■ Task statement ■
Each entry below should be restated word for word, without any picture it contains.

■ Material for this task ■
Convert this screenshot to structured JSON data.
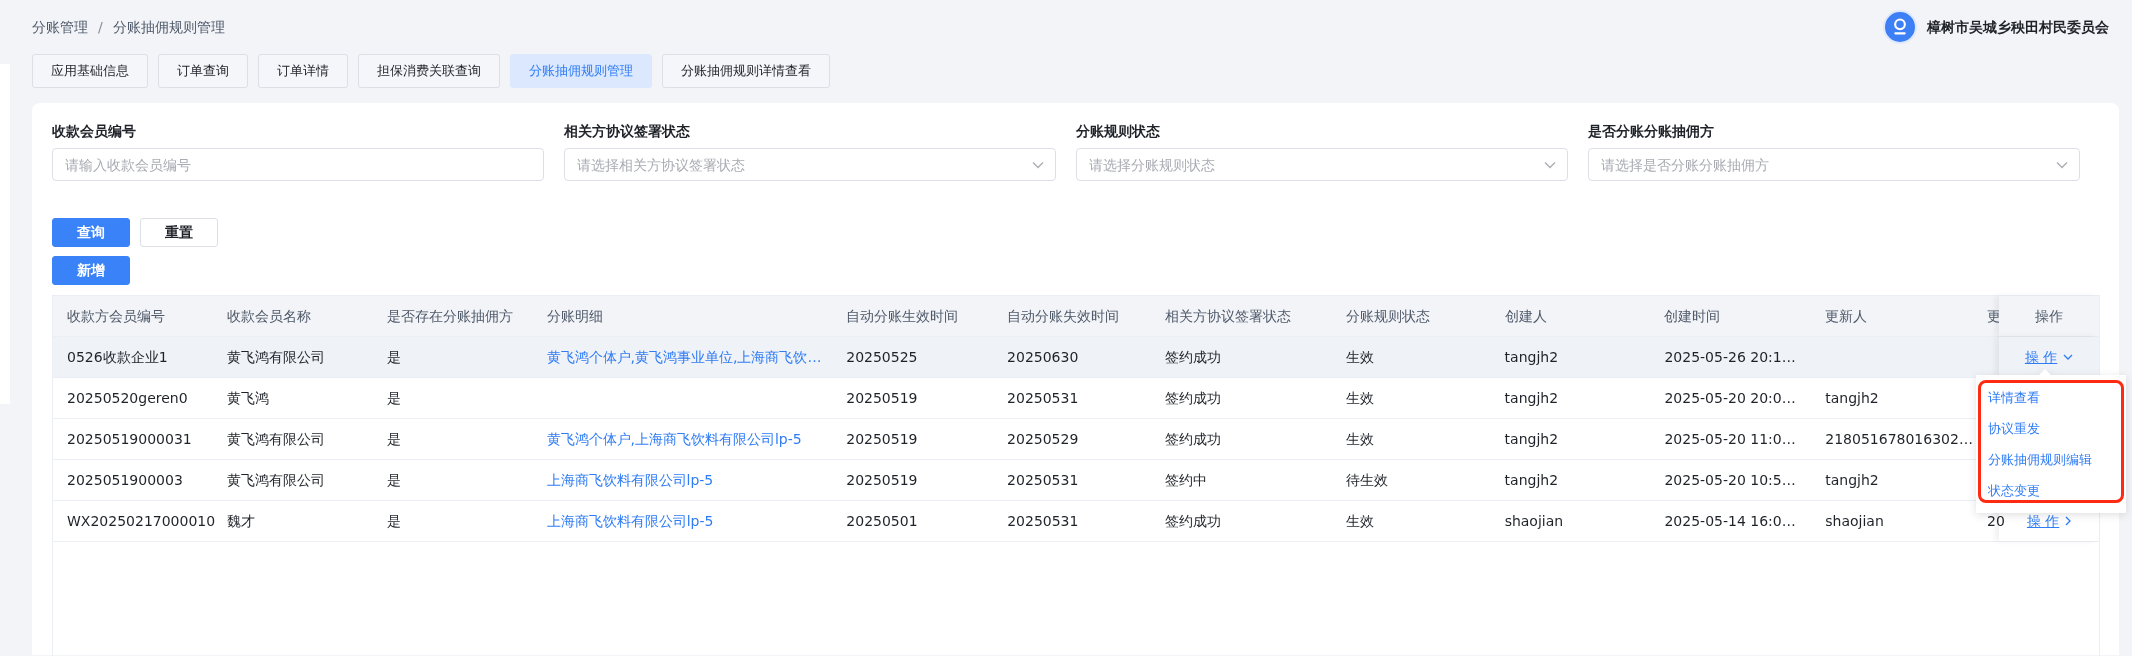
{
  "breadcrumb": {
    "items": [
      "分账管理",
      "分账抽佣规则管理"
    ],
    "separator": "/"
  },
  "user": {
    "name": "樟树市吴城乡秧田村民委员会"
  },
  "tabs": [
    {
      "label": "应用基础信息",
      "selected": false
    },
    {
      "label": "订单查询",
      "selected": false
    },
    {
      "label": "订单详情",
      "selected": false
    },
    {
      "label": "担保消费关联查询",
      "selected": false
    },
    {
      "label": "分账抽佣规则管理",
      "selected": true
    },
    {
      "label": "分账抽佣规则详情查看",
      "selected": false
    }
  ],
  "filters": [
    {
      "label": "收款会员编号",
      "kind": "input",
      "placeholder": "请输入收款会员编号"
    },
    {
      "label": "相关方协议签署状态",
      "kind": "select",
      "placeholder": "请选择相关方协议签署状态"
    },
    {
      "label": "分账规则状态",
      "kind": "select",
      "placeholder": "请选择分账规则状态"
    },
    {
      "label": "是否分账分账抽佣方",
      "kind": "select",
      "placeholder": "请选择是否分账分账抽佣方"
    }
  ],
  "buttons": [
    {
      "label": "查询",
      "kind": "primary"
    },
    {
      "label": "重置",
      "kind": "default"
    }
  ],
  "add_button": {
    "label": "新增"
  },
  "table": {
    "columns": [
      {
        "label": "收款方会员编号",
        "kind": "text"
      },
      {
        "label": "收款会员名称",
        "kind": "text"
      },
      {
        "label": "是否存在分账抽佣方",
        "kind": "text"
      },
      {
        "label": "分账明细",
        "kind": "link"
      },
      {
        "label": "自动分账生效时间",
        "kind": "text"
      },
      {
        "label": "自动分账失效时间",
        "kind": "text"
      },
      {
        "label": "相关方协议签署状态",
        "kind": "text"
      },
      {
        "label": "分账规则状态",
        "kind": "text"
      },
      {
        "label": "创建人",
        "kind": "text"
      },
      {
        "label": "创建时间",
        "kind": "text"
      },
      {
        "label": "更新人",
        "kind": "text"
      },
      {
        "label": "更",
        "kind": "text"
      }
    ],
    "action_column": "操作",
    "rows": [
      {
        "hovered": true,
        "cells": [
          "0526收款企业1",
          "黄飞鸿有限公司",
          "是",
          "黄飞鸿个体户,黄飞鸿事业单位,上海商飞饮…",
          "20250525",
          "20250630",
          "签约成功",
          "生效",
          "tangjh2",
          "2025-05-26 20:1…",
          null,
          null
        ],
        "action": {
          "label": "操 作",
          "expanded": true
        }
      },
      {
        "hovered": false,
        "cells": [
          "20250520geren0",
          "黄飞鸿",
          "是",
          null,
          "20250519",
          "20250531",
          "签约成功",
          "生效",
          "tangjh2",
          "2025-05-20 20:0…",
          "tangjh2",
          null
        ]
      },
      {
        "hovered": false,
        "cells": [
          "20250519000031",
          "黄飞鸿有限公司",
          "是",
          "黄飞鸿个体户,上海商飞饮料有限公司lp-5",
          "20250519",
          "20250529",
          "签约成功",
          "生效",
          "tangjh2",
          "2025-05-20 11:0…",
          "218051678016302…",
          null
        ]
      },
      {
        "hovered": false,
        "cells": [
          "2025051900003",
          "黄飞鸿有限公司",
          "是",
          "上海商飞饮料有限公司lp-5",
          "20250519",
          "20250531",
          "签约中",
          "待生效",
          "tangjh2",
          "2025-05-20 10:5…",
          "tangjh2",
          null
        ]
      },
      {
        "hovered": false,
        "cells": [
          "WX20250217000010",
          "魏才",
          "是",
          "上海商飞饮料有限公司lp-5",
          "20250501",
          "20250531",
          "签约成功",
          "生效",
          "shaojian",
          "2025-05-14 16:0…",
          "shaojian",
          "20"
        ],
        "action": {
          "label": "操 作",
          "expanded": false
        }
      }
    ]
  },
  "action_menu": {
    "items": [
      "详情查看",
      "协议重发",
      "分账抽佣规则编辑",
      "状态变更"
    ],
    "highlight_frame": true
  }
}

■ Response ■
Convert this screenshot to structured JSON data.
{
  "breadcrumb": {
    "items": [
      "分账管理",
      "分账抽佣规则管理"
    ],
    "separator": "/"
  },
  "user": {
    "name": "樟树市吴城乡秧田村民委员会"
  },
  "tabs": [
    {
      "label": "应用基础信息",
      "selected": false
    },
    {
      "label": "订单查询",
      "selected": false
    },
    {
      "label": "订单详情",
      "selected": false
    },
    {
      "label": "担保消费关联查询",
      "selected": false
    },
    {
      "label": "分账抽佣规则管理",
      "selected": true
    },
    {
      "label": "分账抽佣规则详情查看",
      "selected": false
    }
  ],
  "filters": [
    {
      "label": "收款会员编号",
      "kind": "input",
      "placeholder": "请输入收款会员编号"
    },
    {
      "label": "相关方协议签署状态",
      "kind": "select",
      "placeholder": "请选择相关方协议签署状态"
    },
    {
      "label": "分账规则状态",
      "kind": "select",
      "placeholder": "请选择分账规则状态"
    },
    {
      "label": "是否分账分账抽佣方",
      "kind": "select",
      "placeholder": "请选择是否分账分账抽佣方"
    }
  ],
  "buttons": [
    {
      "label": "查询",
      "kind": "primary"
    },
    {
      "label": "重置",
      "kind": "default"
    }
  ],
  "add_button": {
    "label": "新增"
  },
  "table": {
    "columns": [
      {
        "label": "收款方会员编号",
        "kind": "text"
      },
      {
        "label": "收款会员名称",
        "kind": "text"
      },
      {
        "label": "是否存在分账抽佣方",
        "kind": "text"
      },
      {
        "label": "分账明细",
        "kind": "link"
      },
      {
        "label": "自动分账生效时间",
        "kind": "text"
      },
      {
        "label": "自动分账失效时间",
        "kind": "text"
      },
      {
        "label": "相关方协议签署状态",
        "kind": "text"
      },
      {
        "label": "分账规则状态",
        "kind": "text"
      },
      {
        "label": "创建人",
        "kind": "text"
      },
      {
        "label": "创建时间",
        "kind": "text"
      },
      {
        "label": "更新人",
        "kind": "text"
      },
      {
        "label": "更",
        "kind": "text"
      }
    ],
    "action_column": "操作",
    "rows": [
      {
        "hovered": true,
        "cells": [
          "0526收款企业1",
          "黄飞鸿有限公司",
          "是",
          "黄飞鸿个体户,黄飞鸿事业单位,上海商飞饮…",
          "20250525",
          "20250630",
          "签约成功",
          "生效",
          "tangjh2",
          "2025-05-26 20:1…",
          null,
          null
        ],
        "action": {
          "label": "操 作",
          "expanded": true
        }
      },
      {
        "hovered": false,
        "cells": [
          "20250520geren0",
          "黄飞鸿",
          "是",
          null,
          "20250519",
          "20250531",
          "签约成功",
          "生效",
          "tangjh2",
          "2025-05-20 20:0…",
          "tangjh2",
          null
        ]
      },
      {
        "hovered": false,
        "cells": [
          "20250519000031",
          "黄飞鸿有限公司",
          "是",
          "黄飞鸿个体户,上海商飞饮料有限公司lp-5",
          "20250519",
          "20250529",
          "签约成功",
          "生效",
          "tangjh2",
          "2025-05-20 11:0…",
          "218051678016302…",
          null
        ]
      },
      {
        "hovered": false,
        "cells": [
          "2025051900003",
          "黄飞鸿有限公司",
          "是",
          "上海商飞饮料有限公司lp-5",
          "20250519",
          "20250531",
          "签约中",
          "待生效",
          "tangjh2",
          "2025-05-20 10:5…",
          "tangjh2",
          null
        ]
      },
      {
        "hovered": false,
        "cells": [
          "WX20250217000010",
          "魏才",
          "是",
          "上海商飞饮料有限公司lp-5",
          "20250501",
          "20250531",
          "签约成功",
          "生效",
          "shaojian",
          "2025-05-14 16:0…",
          "shaojian",
          "20"
        ],
        "action": {
          "label": "操 作",
          "expanded": false
        }
      }
    ]
  },
  "action_menu": {
    "items": [
      "详情查看",
      "协议重发",
      "分账抽佣规则编辑",
      "状态变更"
    ],
    "highlight_frame": true
  }
}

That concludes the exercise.